# THE PROBLEM
Exact copies of all the records below should be returned.
───── SUPPLIED ENTRIES
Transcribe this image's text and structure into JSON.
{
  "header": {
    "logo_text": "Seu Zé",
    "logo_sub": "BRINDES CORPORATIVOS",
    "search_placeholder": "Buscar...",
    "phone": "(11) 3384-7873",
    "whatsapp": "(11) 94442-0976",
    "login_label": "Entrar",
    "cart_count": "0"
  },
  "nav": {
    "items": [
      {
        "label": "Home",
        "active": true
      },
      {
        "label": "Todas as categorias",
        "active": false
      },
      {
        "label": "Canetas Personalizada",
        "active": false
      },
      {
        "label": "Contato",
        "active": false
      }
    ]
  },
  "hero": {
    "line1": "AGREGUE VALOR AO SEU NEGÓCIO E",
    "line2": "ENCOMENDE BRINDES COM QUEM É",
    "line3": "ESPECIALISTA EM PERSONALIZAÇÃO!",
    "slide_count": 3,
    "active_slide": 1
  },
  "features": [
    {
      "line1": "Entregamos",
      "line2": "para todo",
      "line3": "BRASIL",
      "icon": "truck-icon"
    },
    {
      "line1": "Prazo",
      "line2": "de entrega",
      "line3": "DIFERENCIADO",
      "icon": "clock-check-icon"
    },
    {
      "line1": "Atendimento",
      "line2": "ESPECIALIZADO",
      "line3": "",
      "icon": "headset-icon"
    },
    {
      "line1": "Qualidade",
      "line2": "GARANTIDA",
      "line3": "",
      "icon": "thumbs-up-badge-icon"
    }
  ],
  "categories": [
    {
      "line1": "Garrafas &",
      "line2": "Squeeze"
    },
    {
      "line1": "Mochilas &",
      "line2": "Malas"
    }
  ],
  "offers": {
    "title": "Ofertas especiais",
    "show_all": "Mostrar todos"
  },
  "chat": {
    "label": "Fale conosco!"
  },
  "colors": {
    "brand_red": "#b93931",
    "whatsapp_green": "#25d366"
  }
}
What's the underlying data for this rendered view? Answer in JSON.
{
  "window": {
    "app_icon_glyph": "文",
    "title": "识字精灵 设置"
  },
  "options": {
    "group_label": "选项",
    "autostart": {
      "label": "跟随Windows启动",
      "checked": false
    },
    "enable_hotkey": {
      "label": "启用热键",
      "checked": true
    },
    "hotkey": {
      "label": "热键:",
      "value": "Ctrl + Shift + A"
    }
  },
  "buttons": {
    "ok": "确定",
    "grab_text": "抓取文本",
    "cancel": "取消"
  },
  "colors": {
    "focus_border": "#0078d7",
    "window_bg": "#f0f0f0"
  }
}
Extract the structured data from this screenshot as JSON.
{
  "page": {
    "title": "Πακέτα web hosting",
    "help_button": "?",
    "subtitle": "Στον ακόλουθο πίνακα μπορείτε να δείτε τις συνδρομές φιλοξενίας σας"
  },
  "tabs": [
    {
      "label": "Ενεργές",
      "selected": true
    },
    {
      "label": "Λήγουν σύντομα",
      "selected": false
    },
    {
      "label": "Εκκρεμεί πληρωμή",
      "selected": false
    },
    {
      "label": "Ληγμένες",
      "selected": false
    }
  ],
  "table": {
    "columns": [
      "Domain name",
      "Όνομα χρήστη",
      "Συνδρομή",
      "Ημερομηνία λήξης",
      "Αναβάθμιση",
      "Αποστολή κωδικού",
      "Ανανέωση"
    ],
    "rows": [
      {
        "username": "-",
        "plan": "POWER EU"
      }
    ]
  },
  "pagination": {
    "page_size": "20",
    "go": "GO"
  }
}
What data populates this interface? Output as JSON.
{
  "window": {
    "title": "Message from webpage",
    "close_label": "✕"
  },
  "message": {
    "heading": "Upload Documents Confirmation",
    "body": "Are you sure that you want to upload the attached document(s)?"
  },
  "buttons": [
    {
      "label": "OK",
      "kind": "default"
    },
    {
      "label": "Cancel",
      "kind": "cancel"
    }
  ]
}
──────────
# RESULT FOR THIS TASK
Transcribe this image's text and structure into JSON.
{
  "header": {
    "logo_text": "Seu Zé",
    "logo_sub": "BRINDES CORPORATIVOS",
    "search_placeholder": "Buscar...",
    "phone": "(11) 3384-7873",
    "whatsapp": "(11) 94442-0976",
    "login_label": "Entrar",
    "cart_count": "0"
  },
  "nav": {
    "items": [
      {
        "label": "Home",
        "active": true
      },
      {
        "label": "Todas as categorias",
        "active": false
      },
      {
        "label": "Canetas Personalizada",
        "active": false
      },
      {
        "label": "Contato",
        "active": false
      }
    ]
  },
  "hero": {
    "line1": "AGREGUE VALOR AO SEU NEGÓCIO E",
    "line2": "ENCOMENDE BRINDES COM QUEM É",
    "line3": "ESPECIALISTA EM PERSONALIZAÇÃO!",
    "slide_count": 3,
    "active_slide": 1
  },
  "features": [
    {
      "line1": "Entregamos",
      "line2": "para todo",
      "line3": "BRASIL",
      "icon": "truck-icon"
    },
    {
      "line1": "Prazo",
      "line2": "de entrega",
      "line3": "DIFERENCIADO",
      "icon": "clock-check-icon"
    },
    {
      "line1": "Atendimento",
      "line2": "ESPECIALIZADO",
      "line3": "",
      "icon": "headset-icon"
    },
    {
      "line1": "Qualidade",
      "line2": "GARANTIDA",
      "line3": "",
      "icon": "thumbs-up-badge-icon"
    }
  ],
  "categories": [
    {
      "line1": "Garrafas &",
      "line2": "Squeeze"
    },
    {
      "line1": "Mochilas &",
      "line2": "Malas"
    }
  ],
  "offers": {
    "title": "Ofertas especiais",
    "show_all": "Mostrar todos"
  },
  "chat": {
    "label": "Fale conosco!"
  },
  "colors": {
    "brand_red": "#b93931",
    "whatsapp_green": "#25d366"
  }
}
What's the underlying data for this rendered view? Answer in JSON.
{
  "window": {
    "app_icon_glyph": "文",
    "title": "识字精灵 设置"
  },
  "options": {
    "group_label": "选项",
    "autostart": {
      "label": "跟随Windows启动",
      "checked": false
    },
    "enable_hotkey": {
      "label": "启用热键",
      "checked": true
    },
    "hotkey": {
      "label": "热键:",
      "value": "Ctrl + Shift + A"
    }
  },
  "buttons": {
    "ok": "确定",
    "grab_text": "抓取文本",
    "cancel": "取消"
  },
  "colors": {
    "focus_border": "#0078d7",
    "window_bg": "#f0f0f0"
  }
}
Extract the structured data from this screenshot as JSON.
{
  "page": {
    "title": "Πακέτα web hosting",
    "help_button": "?",
    "subtitle": "Στον ακόλουθο πίνακα μπορείτε να δείτε τις συνδρομές φιλοξενίας σας"
  },
  "tabs": [
    {
      "label": "Ενεργές",
      "selected": true
    },
    {
      "label": "Λήγουν σύντομα",
      "selected": false
    },
    {
      "label": "Εκκρεμεί πληρωμή",
      "selected": false
    },
    {
      "label": "Ληγμένες",
      "selected": false
    }
  ],
  "table": {
    "columns": [
      "Domain name",
      "Όνομα χρήστη",
      "Συνδρομή",
      "Ημερομηνία λήξης",
      "Αναβάθμιση",
      "Αποστολή κωδικού",
      "Ανανέωση"
    ],
    "rows": [
      {
        "username": "-",
        "plan": "POWER EU"
      }
    ]
  },
  "pagination": {
    "page_size": "20",
    "go": "GO"
  }
}
What data populates this interface? Output as JSON.
{
  "window": {
    "title": "Message from webpage",
    "close_label": "✕"
  },
  "message": {
    "heading": "Upload Documents Confirmation",
    "body": "Are you sure that you want to upload the attached document(s)?"
  },
  "buttons": [
    {
      "label": "OK",
      "kind": "default"
    },
    {
      "label": "Cancel",
      "kind": "cancel"
    }
  ]
}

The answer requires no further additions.